When you’re preparing for a child, the last thing on your mind is the potential end of that child’s life. However, unfortunate and improbable the untimely death of a newborn might be, you and your partner should consider taking out a life insurance policy for your child. Your insurance provider will be able to provide you with all the information you would need to take out a policy on your child.
The First Year
Now that you are a full-time parent, you will need to take some things into consideration as you and your family prepare for the future.
Research Child Dental Care
Soon after the first few months of your child’s life, they will have new teeth that need to be taken care of. Child dental care is just as important as having a good pediatrician. With tooth decay being the second-most common illness after the common cold, you must get your child a reputable dentist as soon as possible.
Save for Your Child’s Future
Education is expensive, and only getting pricier by the year. For that reason, it is smart for you and your partner to start saving as much as you can as soon as you can.
Even if your child attends public school and doesn’t choose to pursue higher education, you still want to be able to take your son or daughter on that beloved trip to the used auto dealership for their 16th birthday.
No one likes to think about this part, but there are many things about preparing for a child that aren’t fun to think about. Unfortunately, as a parent, it is your responsibility to make a few legal and financial preparations so that you and your child are as well-prepared as possible.
Adjust or Write Your Will
If you don’t already have a Final Will and Testament contact a family law specialist as and write one. Now that you have a family and you’re saving up some money, you need to allocate your assets in the event of your passing. No one wants to think about their own death, but now that you’re a parent, you have to think about your child’s well being above your own.
Prepare Lawyers in the case of an Emergency
You will have access to a family law specialist as they helped set up your Will. However, you will also want to consider having an injury lawyer or even a child custody attorney handy in case anything unfortunate happens to your child, or between you and your partner. Rather than thinking about these things as anticipating a disaster, think about it as preparing yourself in case one arises.
Begin or Continue Saving for Your Retirement
Many people lose sight of their own needs when they’re preparing for a child. Your personal well being and career goals still matter after you have a child, remember that.
After your child is settled, and your finances have leveled off, start saving for your retirement. Or, if you have already started a retirement fund, begin adding to it again.
Maintain Healthy Lifestyle Habits
Continuing to take care of your own physical and mental well being will make you a better parent. So, if you haven’t had time to get on the bike or go for a run recently, make a point to do so. Keeping your sense of self is important if you’re going to be a successful parent.
Preparing for a child isn’t easy, and many parts of it aren’t very much fun. However, it is one of the necessary evils of being a responsible parent.
The list of preparations that go into becoming a parent is a mile long, so don’t stress yourself out trying to make everything happen at once. Look at the different stages of parenting as different stages of preparation. Take parenting, and life, one thing at a time.

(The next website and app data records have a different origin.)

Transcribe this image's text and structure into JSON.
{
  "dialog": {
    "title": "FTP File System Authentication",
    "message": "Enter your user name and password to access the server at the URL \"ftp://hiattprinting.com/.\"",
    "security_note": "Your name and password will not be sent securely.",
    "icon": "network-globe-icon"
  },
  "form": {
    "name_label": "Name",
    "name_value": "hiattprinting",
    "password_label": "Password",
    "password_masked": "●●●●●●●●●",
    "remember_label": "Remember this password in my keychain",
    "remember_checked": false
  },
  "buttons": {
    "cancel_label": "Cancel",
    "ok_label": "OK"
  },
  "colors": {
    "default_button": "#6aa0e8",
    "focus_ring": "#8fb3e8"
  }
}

Remember, no matter how much you plan, prepare, or worry about everything you have to do to be a successful parent, you will inevitably miss something along the way. Be ready to roll with the punches of parenthood, let me tell you, there are too many punches to count. Take comfort in that you have done as much preparation as you can, and realize that there’s no way to know if you’ve done everything you need to.
Go forth, be the best parent you can be. And remember, nobody’s perfect.